Prompt » From the material below, return every line that includes "Filter".
··· Data supplied
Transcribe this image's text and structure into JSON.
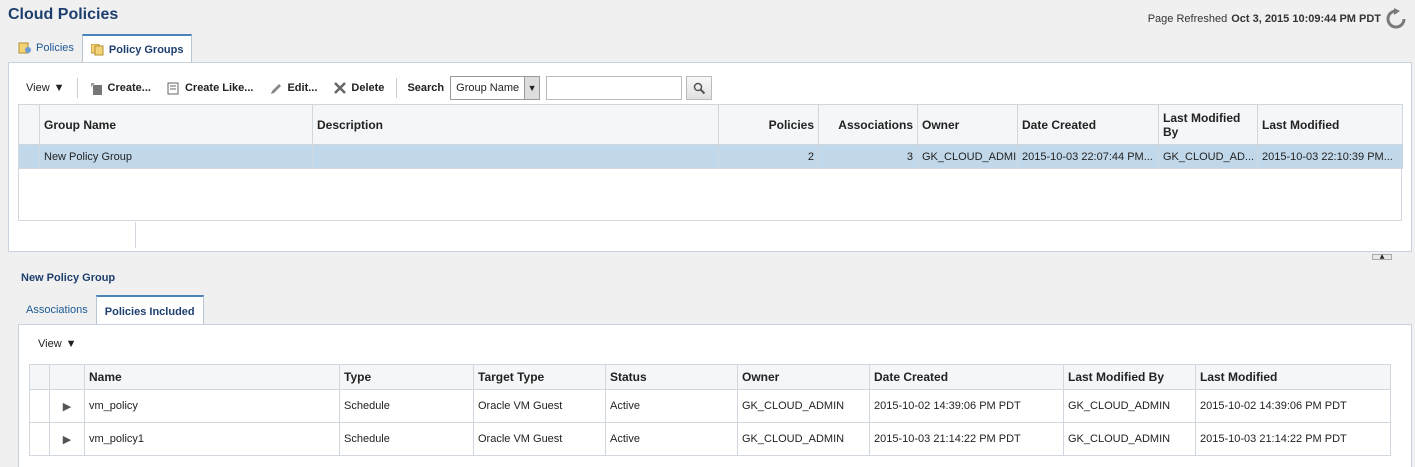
{
  "header": {
    "title": "Cloud Policies",
    "refreshed_label": "Page Refreshed",
    "refreshed_value": "Oct 3, 2015 10:09:44 PM PDT"
  },
  "top_tabs": [
    {
      "label": "Policies",
      "icon": "policy-icon"
    },
    {
      "label": "Policy Groups",
      "icon": "policy-group-icon",
      "active": true
    }
  ],
  "toolbar": {
    "view": "View",
    "create": "Create...",
    "create_like": "Create Like...",
    "edit": "Edit...",
    "delete": "Delete",
    "search_label": "Search",
    "search_field": "Group Name",
    "search_value": ""
  },
  "groups_table": {
    "columns": [
      "Group Name",
      "Description",
      "Policies",
      "Associations",
      "Owner",
      "Date Created",
      "Last Modified By",
      "Last Modified"
    ],
    "rows": [
      {
        "group_name": "New Policy Group",
        "description": "",
        "policies": "2",
        "associations": "3",
        "owner": "GK_CLOUD_ADMIN",
        "date_created": "2015-10-03 22:07:44 PM...",
        "last_modified_by": "GK_CLOUD_AD...",
        "last_modified": "2015-10-03 22:10:39 PM..."
      }
    ]
  },
  "detail": {
    "title": "New Policy Group",
    "tabs": [
      {
        "label": "Associations"
      },
      {
        "label": "Policies Included",
        "active": true
      }
    ],
    "view": "View",
    "columns": [
      "Name",
      "Type",
      "Target Type",
      "Status",
      "Owner",
      "Date Created",
      "Last Modified By",
      "Last Modified"
    ],
    "rows": [
      {
        "name": "vm_policy",
        "type": "Schedule",
        "target_type": "Oracle VM Guest",
        "status": "Active",
        "owner": "GK_CLOUD_ADMIN",
        "date_created": "2015-10-02 14:39:06 PM PDT",
        "last_modified_by": "GK_CLOUD_ADMIN",
        "last_modified": "2015-10-02 14:39:06 PM PDT"
      },
      {
        "name": "vm_policy1",
        "type": "Schedule",
        "target_type": "Oracle VM Guest",
        "status": "Active",
        "owner": "GK_CLOUD_ADMIN",
        "date_created": "2015-10-03 21:14:22 PM PDT",
        "last_modified_by": "GK_CLOUD_ADMIN",
        "last_modified": "2015-10-03 21:14:22 PM PDT"
      }
    ]
  }
}
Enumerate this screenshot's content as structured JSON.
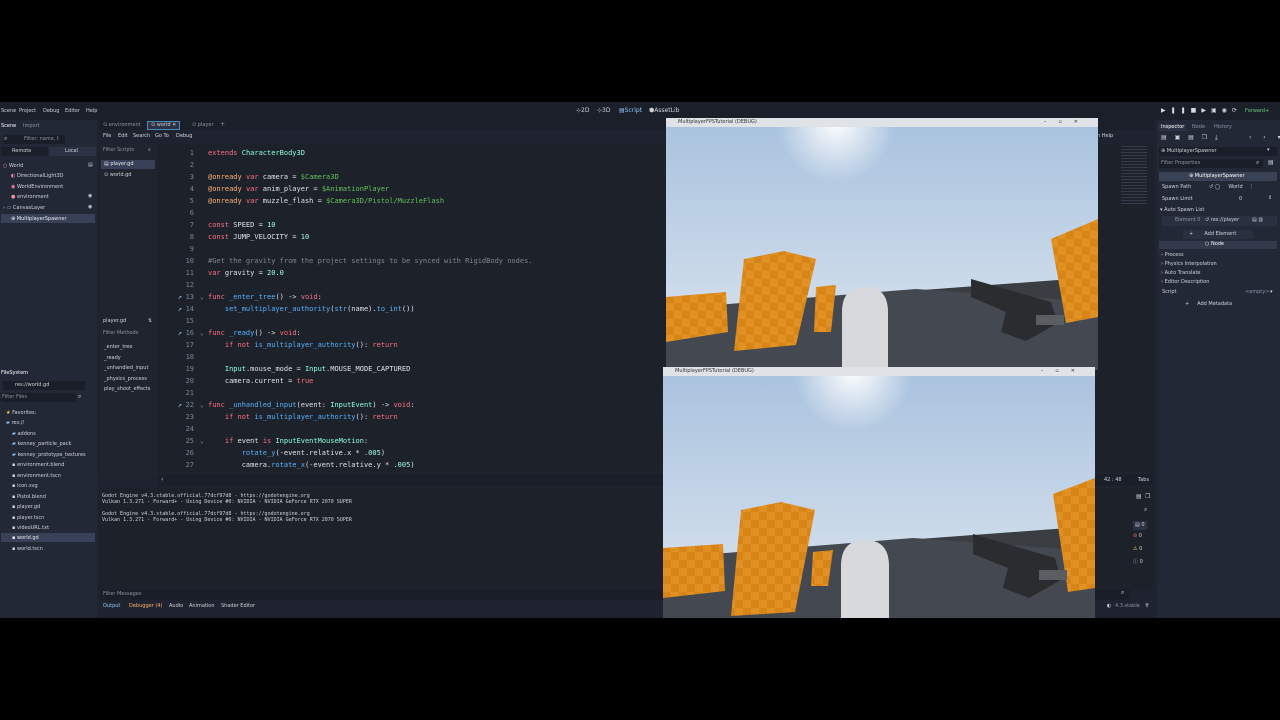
{
  "topbar": {
    "menus": [
      "Scene",
      "Project",
      "Debug",
      "Editor",
      "Help"
    ],
    "workspaces": [
      "2D",
      "3D",
      "Script",
      "AssetLib"
    ],
    "renderer": "Forward+"
  },
  "scene_dock": {
    "tabs": [
      "Scene",
      "Import"
    ],
    "filter_placeholder": "Filter: name, t",
    "mode_tabs": [
      "Remote",
      "Local"
    ],
    "nodes": [
      "World",
      "DirectionalLight3D",
      "WorldEnvironment",
      "environment",
      "CanvasLayer",
      "MultiplayerSpawner"
    ]
  },
  "filesystem": {
    "title": "FileSystem",
    "path": "res://world.gd",
    "filter_placeholder": "Filter Files",
    "items": [
      "Favorites:",
      "res://",
      "addons",
      "kenney_particle_pack",
      "kenney_prototype_textures",
      "environment.blend",
      "environment.tscn",
      "icon.svg",
      "Pistol.blend",
      "player.gd",
      "player.tscn",
      "videoURL.txt",
      "world.gd",
      "world.tscn"
    ]
  },
  "script_editor": {
    "scene_tabs": [
      "environment",
      "world",
      "player"
    ],
    "menus": [
      "File",
      "Edit",
      "Search",
      "Go To",
      "Debug"
    ],
    "online_help": "h Help",
    "filter_scripts": "Filter Scripts",
    "scripts": [
      "player.gd",
      "world.gd"
    ],
    "current_script": "player.gd",
    "filter_methods": "Filter Methods",
    "methods": [
      "_enter_tree",
      "_ready",
      "_unhandled_input",
      "_physics_process",
      "play_shoot_effects"
    ],
    "status_line": "42 :  48",
    "status_tabs": "Tabs"
  },
  "code_lines": [
    {
      "n": "1",
      "html": "<span class=\"kw\">extends</span> <span class=\"ty\">CharacterBody3D</span>"
    },
    {
      "n": "2",
      "html": ""
    },
    {
      "n": "3",
      "html": "<span class=\"an\">@onready</span> <span class=\"kw\">var</span> camera = <span class=\"np\">$Camera3D</span>"
    },
    {
      "n": "4",
      "html": "<span class=\"an\">@onready</span> <span class=\"kw\">var</span> anim_player = <span class=\"np\">$AnimationPlayer</span>"
    },
    {
      "n": "5",
      "html": "<span class=\"an\">@onready</span> <span class=\"kw\">var</span> muzzle_flash = <span class=\"np\">$Camera3D/Pistol/MuzzleFlash</span>"
    },
    {
      "n": "6",
      "html": ""
    },
    {
      "n": "7",
      "html": "<span class=\"kw\">const</span> SPEED = <span class=\"nm\">10</span>"
    },
    {
      "n": "8",
      "html": "<span class=\"kw\">const</span> JUMP_VELOCITY = <span class=\"nm\">10</span>"
    },
    {
      "n": "9",
      "html": ""
    },
    {
      "n": "10",
      "html": "<span class=\"cm\">#Get the gravity from the project settings to be synced with RigidBody nodes.</span>"
    },
    {
      "n": "11",
      "html": "<span class=\"kw\">var</span> gravity = <span class=\"nm\">20.0</span>"
    },
    {
      "n": "12",
      "html": ""
    },
    {
      "n": "13",
      "html": "<span class=\"kw\">func</span> <span class=\"fn\">_enter_tree</span>() -> <span class=\"kw\">void</span>:"
    },
    {
      "n": "14",
      "html": "    <span class=\"fn\">set_multiplayer_authority</span>(<span class=\"fn\">str</span>(name).<span class=\"fn\">to_int</span>())"
    },
    {
      "n": "15",
      "html": ""
    },
    {
      "n": "16",
      "html": "<span class=\"kw\">func</span> <span class=\"fn\">_ready</span>() -> <span class=\"kw\">void</span>:"
    },
    {
      "n": "17",
      "html": "    <span class=\"kw\">if not</span> <span class=\"fn\">is_multiplayer_authority</span>(): <span class=\"kw\">return</span>"
    },
    {
      "n": "18",
      "html": ""
    },
    {
      "n": "19",
      "html": "    <span class=\"ty\">Input</span>.mouse_mode = <span class=\"ty\">Input</span>.MOUSE_MODE_CAPTURED"
    },
    {
      "n": "20",
      "html": "    camera.current = <span class=\"kw\">true</span>"
    },
    {
      "n": "21",
      "html": ""
    },
    {
      "n": "22",
      "html": "<span class=\"kw\">func</span> <span class=\"fn\">_unhandled_input</span>(event: <span class=\"ty\">InputEvent</span>) -> <span class=\"kw\">void</span>:"
    },
    {
      "n": "23",
      "html": "    <span class=\"kw\">if not</span> <span class=\"fn\">is_multiplayer_authority</span>(): <span class=\"kw\">return</span>"
    },
    {
      "n": "24",
      "html": ""
    },
    {
      "n": "25",
      "html": "    <span class=\"kw\">if</span> event <span class=\"kw\">is</span> <span class=\"ty\">InputEventMouseMotion</span>:"
    },
    {
      "n": "26",
      "html": "        <span class=\"fn\">rotate_y</span>(-event.relative.x * <span class=\"nm\">.005</span>)"
    },
    {
      "n": "27",
      "html": "        camera.<span class=\"fn\">rotate_x</span>(-event.relative.y * <span class=\"nm\">.005</span>)"
    }
  ],
  "output": {
    "lines": [
      "Godot Engine v4.3.stable.official.77dcf97d8 - https://godotengine.org",
      "Vulkan 1.3.271 - Forward+ - Using Device #0: NVIDIA - NVIDIA GeForce RTX 2070 SUPER",
      "",
      "Godot Engine v4.3.stable.official.77dcf97d8 - https://godotengine.org",
      "Vulkan 1.3.271 - Forward+ - Using Device #0: NVIDIA - NVIDIA GeForce RTX 2070 SUPER"
    ],
    "filter_placeholder": "Filter Messages",
    "counters": [
      "0",
      "0",
      "0",
      "0"
    ]
  },
  "bottom_tabs": [
    "Output",
    "Debugger (4)",
    "Audio",
    "Animation",
    "Shader Editor"
  ],
  "version": "4.3.stable",
  "inspector": {
    "tabs": [
      "Inspector",
      "Node",
      "History"
    ],
    "node_path": "MultiplayerSpawner",
    "filter_placeholder": "Filter Properties",
    "header": "MultiplayerSpawner",
    "spawn_path_label": "Spawn Path",
    "spawn_path_value": "World",
    "spawn_limit_label": "Spawn Limit",
    "spawn_limit_value": "0",
    "auto_spawn_list": "Auto Spawn List",
    "element_label": "Element 0",
    "element_value": "res://player",
    "add_element": "Add Element",
    "node_section": "Node",
    "sections": [
      "Process",
      "Physics Interpolation",
      "Auto Translate",
      "Editor Description"
    ],
    "script_label": "Script",
    "script_value": "<empty>",
    "add_metadata": "Add Metadata"
  },
  "game_windows": [
    {
      "title": "MultiplayerFPSTutorial (DEBUG)"
    },
    {
      "title": "MultiplayerFPSTutorial (DEBUG)"
    }
  ],
  "colors": {
    "editor_bg": "#1f2330",
    "panel_bg": "#232837",
    "accent": "#478cbf",
    "box_orange": "#d9861c",
    "sky": "#c3d3e6"
  }
}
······
Response to the task »
    "filter_placeholder": "Filter: name, t",
    "filter_placeholder": "Filter Files",
    "filter_scripts": "Filter Scripts",
    "filter_methods": "Filter Methods",
    "filter_placeholder": "Filter Messages",
    "filter_placeholder": "Filter Properties",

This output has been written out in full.